* Task brief: Copying task for the records below: reproduce each one exactly and drop the pictures.

*** Begin section ***

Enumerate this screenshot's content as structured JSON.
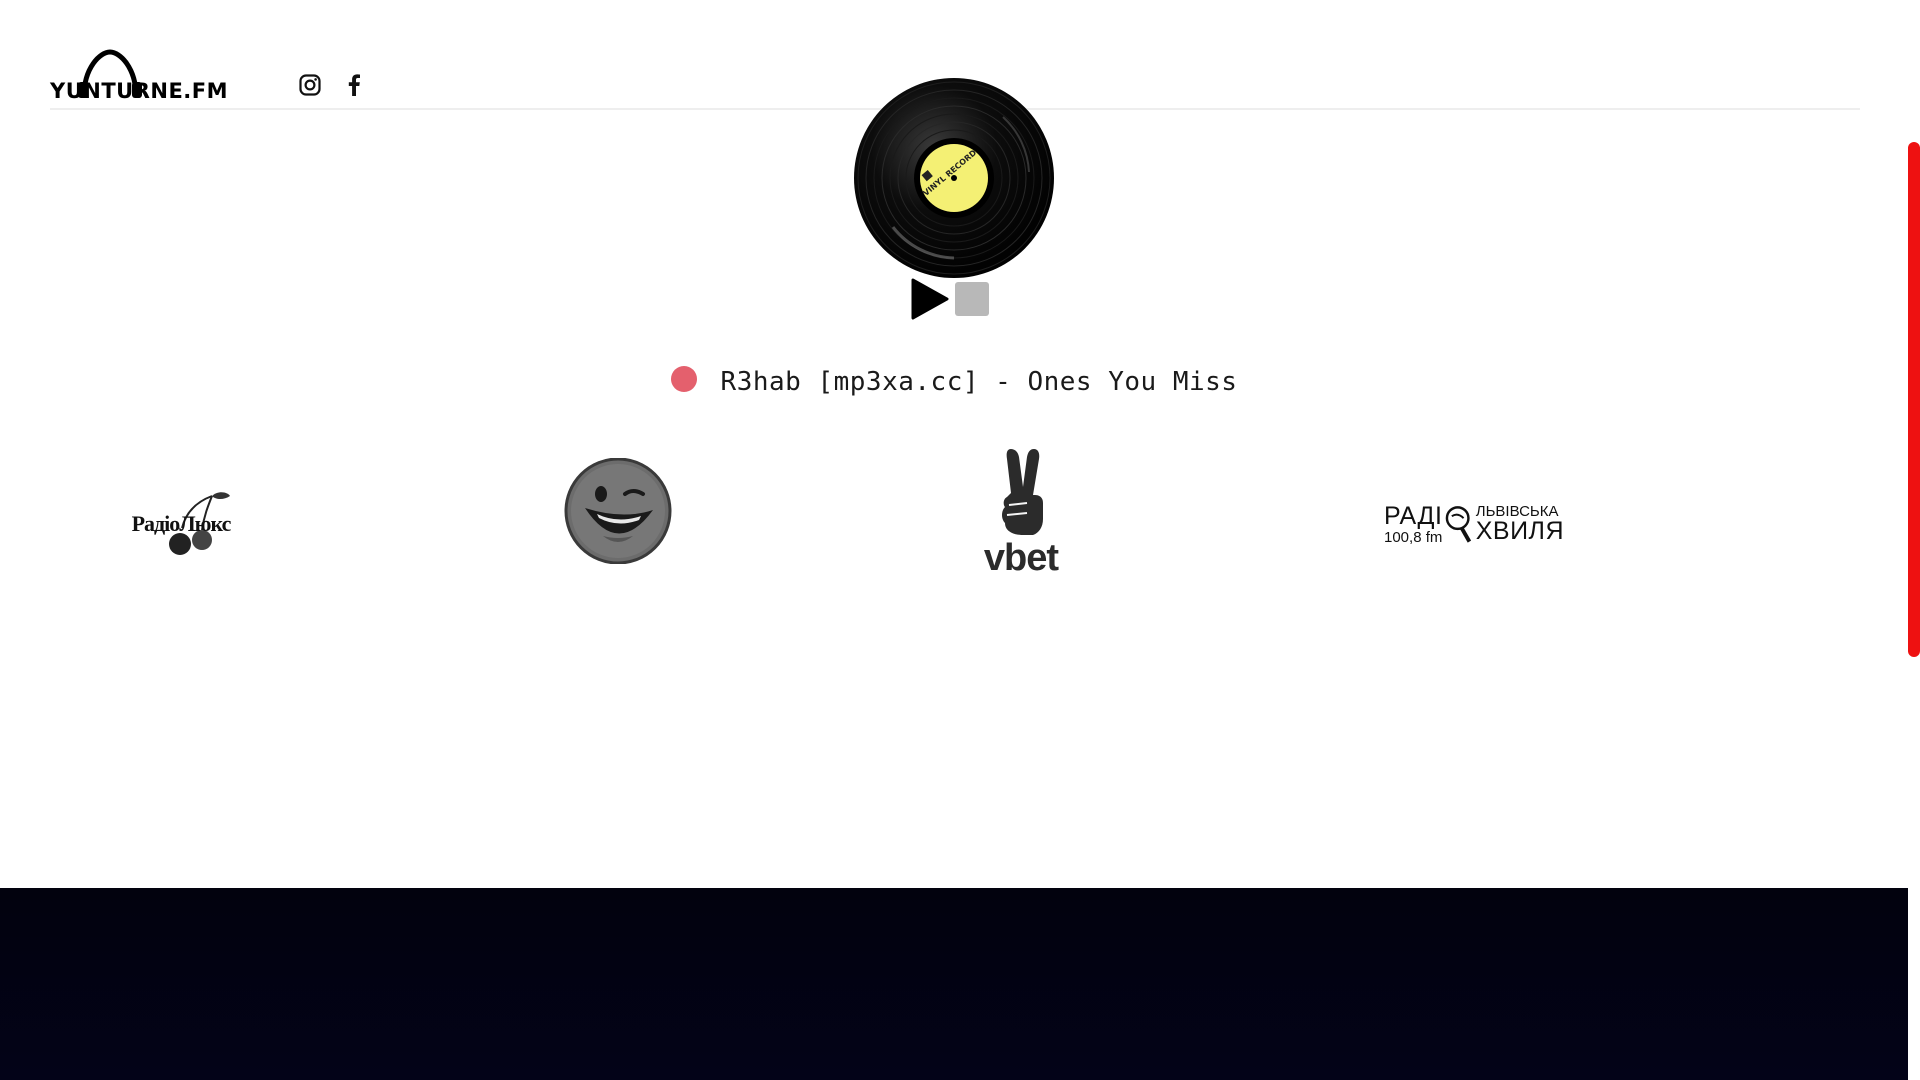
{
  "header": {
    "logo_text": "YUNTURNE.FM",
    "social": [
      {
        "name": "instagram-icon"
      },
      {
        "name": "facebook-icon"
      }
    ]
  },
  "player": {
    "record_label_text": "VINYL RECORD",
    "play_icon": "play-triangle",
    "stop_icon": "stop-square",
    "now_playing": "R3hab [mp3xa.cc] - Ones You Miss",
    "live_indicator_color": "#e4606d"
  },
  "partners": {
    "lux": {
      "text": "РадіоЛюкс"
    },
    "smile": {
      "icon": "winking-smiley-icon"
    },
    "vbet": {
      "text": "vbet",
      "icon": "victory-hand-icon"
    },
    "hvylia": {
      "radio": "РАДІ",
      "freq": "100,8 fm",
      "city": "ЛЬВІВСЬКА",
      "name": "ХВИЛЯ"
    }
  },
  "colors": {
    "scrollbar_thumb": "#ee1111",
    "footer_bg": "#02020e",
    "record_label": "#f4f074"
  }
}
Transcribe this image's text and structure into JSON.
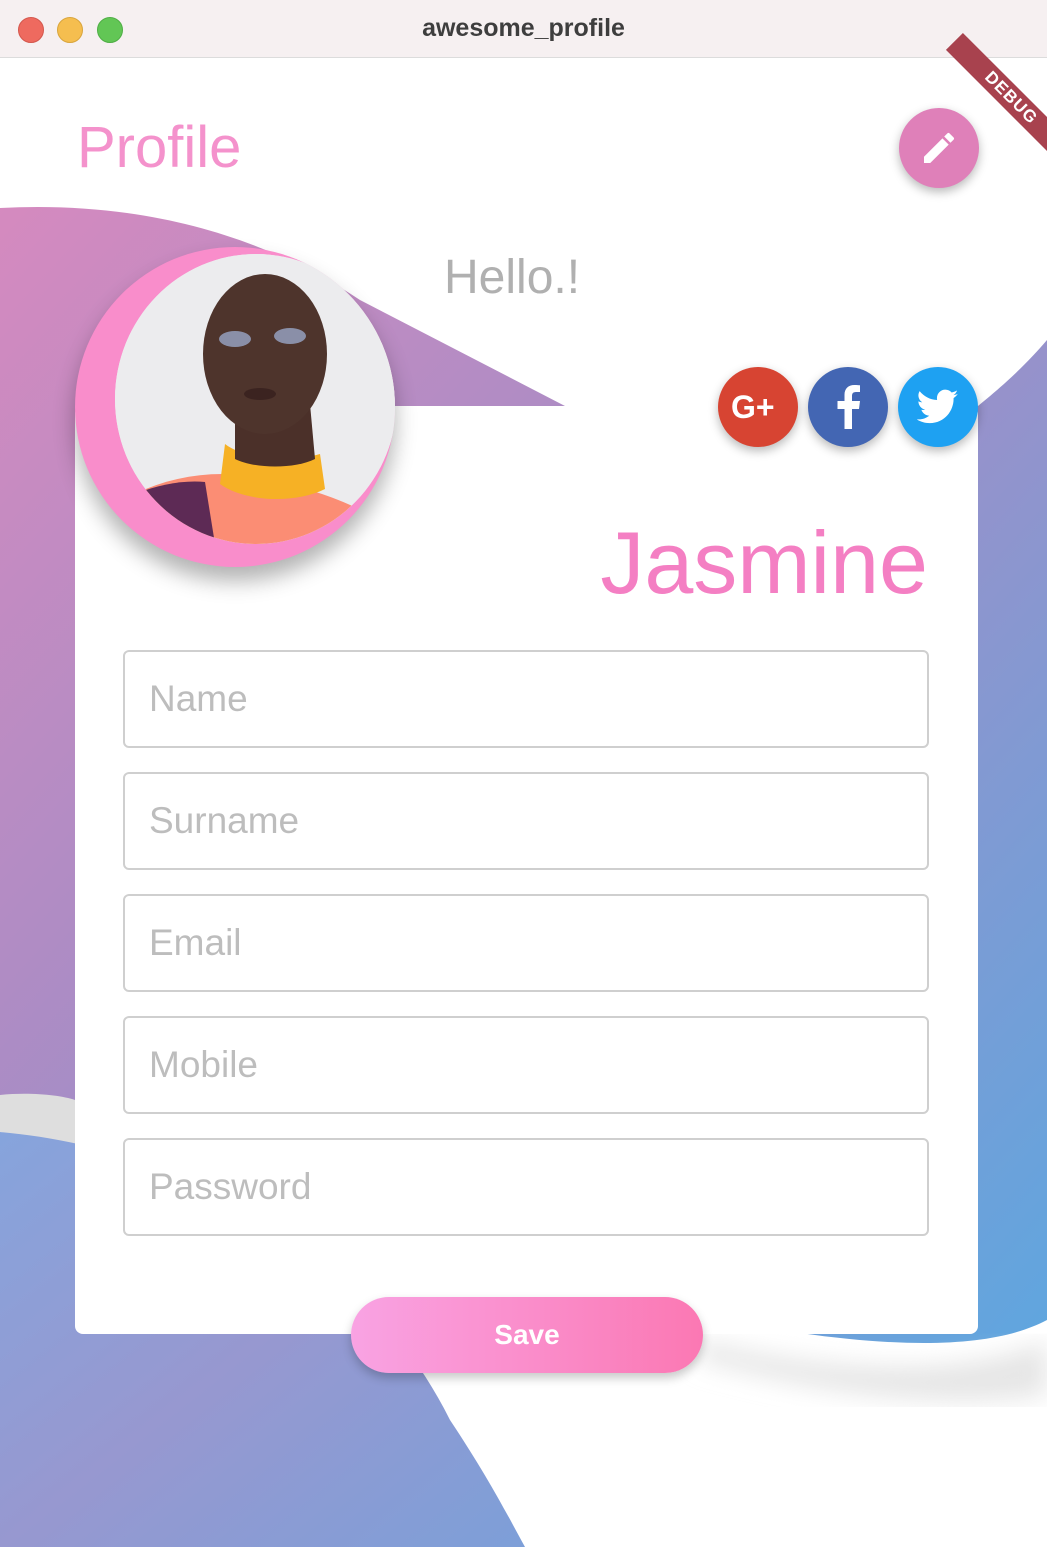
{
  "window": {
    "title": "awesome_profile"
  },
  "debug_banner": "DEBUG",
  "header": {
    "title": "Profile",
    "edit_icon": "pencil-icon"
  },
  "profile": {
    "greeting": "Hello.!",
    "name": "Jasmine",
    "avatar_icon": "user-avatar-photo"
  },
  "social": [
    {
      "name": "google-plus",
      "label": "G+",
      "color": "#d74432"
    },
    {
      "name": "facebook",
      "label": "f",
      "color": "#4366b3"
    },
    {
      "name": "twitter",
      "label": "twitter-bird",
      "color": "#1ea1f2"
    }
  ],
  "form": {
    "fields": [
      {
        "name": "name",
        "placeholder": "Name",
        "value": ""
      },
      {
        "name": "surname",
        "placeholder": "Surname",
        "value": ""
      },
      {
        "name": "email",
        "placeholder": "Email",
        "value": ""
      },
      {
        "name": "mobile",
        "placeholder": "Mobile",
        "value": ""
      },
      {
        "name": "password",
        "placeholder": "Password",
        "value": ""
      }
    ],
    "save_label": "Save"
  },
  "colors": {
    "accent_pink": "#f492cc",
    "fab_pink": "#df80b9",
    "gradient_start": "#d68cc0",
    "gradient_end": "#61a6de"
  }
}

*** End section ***

* Answer to this exercise:
Enumerate this screenshot's content as structured JSON.
{
  "header": {
    "logo_text": "YUNTURNE.FM",
    "social": [
      {
        "name": "instagram-icon"
      },
      {
        "name": "facebook-icon"
      }
    ]
  },
  "player": {
    "record_label_text": "VINYL RECORD",
    "play_icon": "play-triangle",
    "stop_icon": "stop-square",
    "now_playing": "R3hab [mp3xa.cc] - Ones You Miss",
    "live_indicator_color": "#e4606d"
  },
  "partners": {
    "lux": {
      "text": "РадіоЛюкс"
    },
    "smile": {
      "icon": "winking-smiley-icon"
    },
    "vbet": {
      "text": "vbet",
      "icon": "victory-hand-icon"
    },
    "hvylia": {
      "radio": "РАДІ",
      "freq": "100,8 fm",
      "city": "ЛЬВІВСЬКА",
      "name": "ХВИЛЯ"
    }
  },
  "colors": {
    "scrollbar_thumb": "#ee1111",
    "footer_bg": "#02020e",
    "record_label": "#f4f074"
  }
}
Transcribe this image's text and structure into JSON.
{
  "window": {
    "title": "awesome_profile"
  },
  "debug_banner": "DEBUG",
  "header": {
    "title": "Profile",
    "edit_icon": "pencil-icon"
  },
  "profile": {
    "greeting": "Hello.!",
    "name": "Jasmine",
    "avatar_icon": "user-avatar-photo"
  },
  "social": [
    {
      "name": "google-plus",
      "label": "G+",
      "color": "#d74432"
    },
    {
      "name": "facebook",
      "label": "f",
      "color": "#4366b3"
    },
    {
      "name": "twitter",
      "label": "twitter-bird",
      "color": "#1ea1f2"
    }
  ],
  "form": {
    "fields": [
      {
        "name": "name",
        "placeholder": "Name",
        "value": ""
      },
      {
        "name": "surname",
        "placeholder": "Surname",
        "value": ""
      },
      {
        "name": "email",
        "placeholder": "Email",
        "value": ""
      },
      {
        "name": "mobile",
        "placeholder": "Mobile",
        "value": ""
      },
      {
        "name": "password",
        "placeholder": "Password",
        "value": ""
      }
    ],
    "save_label": "Save"
  },
  "colors": {
    "accent_pink": "#f492cc",
    "fab_pink": "#df80b9",
    "gradient_start": "#d68cc0",
    "gradient_end": "#61a6de"
  }
}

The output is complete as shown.